**YOUR OBJECTIVE**
When every entry has been read, print each one back exactly.

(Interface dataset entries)

####################

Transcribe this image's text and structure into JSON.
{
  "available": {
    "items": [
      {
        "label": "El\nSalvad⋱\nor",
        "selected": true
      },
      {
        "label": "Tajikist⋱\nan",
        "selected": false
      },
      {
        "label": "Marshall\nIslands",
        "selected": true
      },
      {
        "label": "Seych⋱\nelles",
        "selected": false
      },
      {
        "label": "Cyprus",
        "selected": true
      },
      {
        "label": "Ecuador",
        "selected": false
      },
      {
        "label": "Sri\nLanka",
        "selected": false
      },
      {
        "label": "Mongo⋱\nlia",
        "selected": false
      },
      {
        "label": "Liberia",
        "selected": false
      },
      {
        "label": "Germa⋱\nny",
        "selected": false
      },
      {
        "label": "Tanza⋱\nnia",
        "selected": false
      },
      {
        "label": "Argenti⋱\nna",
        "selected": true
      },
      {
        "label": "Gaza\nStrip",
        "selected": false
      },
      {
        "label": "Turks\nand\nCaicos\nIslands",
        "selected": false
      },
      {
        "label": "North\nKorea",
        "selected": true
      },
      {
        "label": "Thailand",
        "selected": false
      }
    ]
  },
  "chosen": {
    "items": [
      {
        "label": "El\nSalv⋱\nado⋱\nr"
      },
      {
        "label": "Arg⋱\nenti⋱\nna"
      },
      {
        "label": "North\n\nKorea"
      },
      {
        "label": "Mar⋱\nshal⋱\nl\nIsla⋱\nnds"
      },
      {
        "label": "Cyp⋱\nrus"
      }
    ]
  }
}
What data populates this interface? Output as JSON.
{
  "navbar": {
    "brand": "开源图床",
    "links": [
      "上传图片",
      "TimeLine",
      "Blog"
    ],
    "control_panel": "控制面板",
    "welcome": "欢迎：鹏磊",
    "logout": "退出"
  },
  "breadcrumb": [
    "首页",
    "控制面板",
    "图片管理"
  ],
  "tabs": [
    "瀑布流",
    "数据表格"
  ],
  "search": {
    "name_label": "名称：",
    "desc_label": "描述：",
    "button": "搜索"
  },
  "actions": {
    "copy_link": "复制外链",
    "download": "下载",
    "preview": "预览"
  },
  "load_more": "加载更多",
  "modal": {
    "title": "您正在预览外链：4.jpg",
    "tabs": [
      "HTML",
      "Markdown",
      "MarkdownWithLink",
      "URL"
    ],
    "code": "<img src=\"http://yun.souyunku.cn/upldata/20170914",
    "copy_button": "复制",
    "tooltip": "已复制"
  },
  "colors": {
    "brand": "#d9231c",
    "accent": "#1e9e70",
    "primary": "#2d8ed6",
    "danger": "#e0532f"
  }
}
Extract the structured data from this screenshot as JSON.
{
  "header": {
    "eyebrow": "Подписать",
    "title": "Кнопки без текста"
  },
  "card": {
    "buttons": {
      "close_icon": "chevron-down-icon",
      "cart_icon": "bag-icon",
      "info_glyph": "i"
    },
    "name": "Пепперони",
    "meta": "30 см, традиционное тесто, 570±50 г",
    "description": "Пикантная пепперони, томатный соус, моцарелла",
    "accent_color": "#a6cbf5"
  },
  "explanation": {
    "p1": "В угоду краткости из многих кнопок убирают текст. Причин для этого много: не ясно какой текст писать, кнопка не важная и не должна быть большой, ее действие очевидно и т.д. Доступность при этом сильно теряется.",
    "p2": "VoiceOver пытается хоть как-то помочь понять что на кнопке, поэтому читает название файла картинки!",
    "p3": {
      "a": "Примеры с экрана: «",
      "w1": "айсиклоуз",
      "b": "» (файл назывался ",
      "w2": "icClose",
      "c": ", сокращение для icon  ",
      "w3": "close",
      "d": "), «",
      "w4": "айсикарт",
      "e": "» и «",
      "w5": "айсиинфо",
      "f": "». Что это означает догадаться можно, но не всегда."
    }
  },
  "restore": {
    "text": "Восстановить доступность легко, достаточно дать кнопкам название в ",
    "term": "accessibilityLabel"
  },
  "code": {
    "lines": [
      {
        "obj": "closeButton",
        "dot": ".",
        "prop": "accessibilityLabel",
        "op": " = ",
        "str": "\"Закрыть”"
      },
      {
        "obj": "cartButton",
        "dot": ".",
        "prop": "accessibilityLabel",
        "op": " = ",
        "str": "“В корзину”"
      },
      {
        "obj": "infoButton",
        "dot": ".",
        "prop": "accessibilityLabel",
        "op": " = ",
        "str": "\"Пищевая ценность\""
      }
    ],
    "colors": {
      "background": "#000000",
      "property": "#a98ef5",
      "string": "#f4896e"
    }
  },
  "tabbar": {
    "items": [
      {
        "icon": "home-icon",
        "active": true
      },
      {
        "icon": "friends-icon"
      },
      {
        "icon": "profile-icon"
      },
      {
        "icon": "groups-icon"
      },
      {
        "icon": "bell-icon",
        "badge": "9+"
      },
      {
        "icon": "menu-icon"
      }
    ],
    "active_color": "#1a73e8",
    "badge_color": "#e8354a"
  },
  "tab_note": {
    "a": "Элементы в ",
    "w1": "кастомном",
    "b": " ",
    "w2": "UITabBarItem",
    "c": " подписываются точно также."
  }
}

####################

**ANSWER BELOW**
Transcribe this image's text and structure into JSON.
{
  "available": {
    "items": [
      {
        "label": "El\nSalvad⋱\nor",
        "selected": true
      },
      {
        "label": "Tajikist⋱\nan",
        "selected": false
      },
      {
        "label": "Marshall\nIslands",
        "selected": true
      },
      {
        "label": "Seych⋱\nelles",
        "selected": false
      },
      {
        "label": "Cyprus",
        "selected": true
      },
      {
        "label": "Ecuador",
        "selected": false
      },
      {
        "label": "Sri\nLanka",
        "selected": false
      },
      {
        "label": "Mongo⋱\nlia",
        "selected": false
      },
      {
        "label": "Liberia",
        "selected": false
      },
      {
        "label": "Germa⋱\nny",
        "selected": false
      },
      {
        "label": "Tanza⋱\nnia",
        "selected": false
      },
      {
        "label": "Argenti⋱\nna",
        "selected": true
      },
      {
        "label": "Gaza\nStrip",
        "selected": false
      },
      {
        "label": "Turks\nand\nCaicos\nIslands",
        "selected": false
      },
      {
        "label": "North\nKorea",
        "selected": true
      },
      {
        "label": "Thailand",
        "selected": false
      }
    ]
  },
  "chosen": {
    "items": [
      {
        "label": "El\nSalv⋱\nado⋱\nr"
      },
      {
        "label": "Arg⋱\nenti⋱\nna"
      },
      {
        "label": "North\n\nKorea"
      },
      {
        "label": "Mar⋱\nshal⋱\nl\nIsla⋱\nnds"
      },
      {
        "label": "Cyp⋱\nrus"
      }
    ]
  }
}
What data populates this interface? Output as JSON.
{
  "navbar": {
    "brand": "开源图床",
    "links": [
      "上传图片",
      "TimeLine",
      "Blog"
    ],
    "control_panel": "控制面板",
    "welcome": "欢迎：鹏磊",
    "logout": "退出"
  },
  "breadcrumb": [
    "首页",
    "控制面板",
    "图片管理"
  ],
  "tabs": [
    "瀑布流",
    "数据表格"
  ],
  "search": {
    "name_label": "名称：",
    "desc_label": "描述：",
    "button": "搜索"
  },
  "actions": {
    "copy_link": "复制外链",
    "download": "下载",
    "preview": "预览"
  },
  "load_more": "加载更多",
  "modal": {
    "title": "您正在预览外链：4.jpg",
    "tabs": [
      "HTML",
      "Markdown",
      "MarkdownWithLink",
      "URL"
    ],
    "code": "<img src=\"http://yun.souyunku.cn/upldata/20170914",
    "copy_button": "复制",
    "tooltip": "已复制"
  },
  "colors": {
    "brand": "#d9231c",
    "accent": "#1e9e70",
    "primary": "#2d8ed6",
    "danger": "#e0532f"
  }
}
Extract the structured data from this screenshot as JSON.
{
  "header": {
    "eyebrow": "Подписать",
    "title": "Кнопки без текста"
  },
  "card": {
    "buttons": {
      "close_icon": "chevron-down-icon",
      "cart_icon": "bag-icon",
      "info_glyph": "i"
    },
    "name": "Пепперони",
    "meta": "30 см, традиционное тесто, 570±50 г",
    "description": "Пикантная пепперони, томатный соус, моцарелла",
    "accent_color": "#a6cbf5"
  },
  "explanation": {
    "p1": "В угоду краткости из многих кнопок убирают текст. Причин для этого много: не ясно какой текст писать, кнопка не важная и не должна быть большой, ее действие очевидно и т.д. Доступность при этом сильно теряется.",
    "p2": "VoiceOver пытается хоть как-то помочь понять что на кнопке, поэтому читает название файла картинки!",
    "p3": {
      "a": "Примеры с экрана: «",
      "w1": "айсиклоуз",
      "b": "» (файл назывался ",
      "w2": "icClose",
      "c": ", сокращение для icon  ",
      "w3": "close",
      "d": "), «",
      "w4": "айсикарт",
      "e": "» и «",
      "w5": "айсиинфо",
      "f": "». Что это означает догадаться можно, но не всегда."
    }
  },
  "restore": {
    "text": "Восстановить доступность легко, достаточно дать кнопкам название в ",
    "term": "accessibilityLabel"
  },
  "code": {
    "lines": [
      {
        "obj": "closeButton",
        "dot": ".",
        "prop": "accessibilityLabel",
        "op": " = ",
        "str": "\"Закрыть”"
      },
      {
        "obj": "cartButton",
        "dot": ".",
        "prop": "accessibilityLabel",
        "op": " = ",
        "str": "“В корзину”"
      },
      {
        "obj": "infoButton",
        "dot": ".",
        "prop": "accessibilityLabel",
        "op": " = ",
        "str": "\"Пищевая ценность\""
      }
    ],
    "colors": {
      "background": "#000000",
      "property": "#a98ef5",
      "string": "#f4896e"
    }
  },
  "tabbar": {
    "items": [
      {
        "icon": "home-icon",
        "active": true
      },
      {
        "icon": "friends-icon"
      },
      {
        "icon": "profile-icon"
      },
      {
        "icon": "groups-icon"
      },
      {
        "icon": "bell-icon",
        "badge": "9+"
      },
      {
        "icon": "menu-icon"
      }
    ],
    "active_color": "#1a73e8",
    "badge_color": "#e8354a"
  },
  "tab_note": {
    "a": "Элементы в ",
    "w1": "кастомном",
    "b": " ",
    "w2": "UITabBarItem",
    "c": " подписываются точно также."
  }
}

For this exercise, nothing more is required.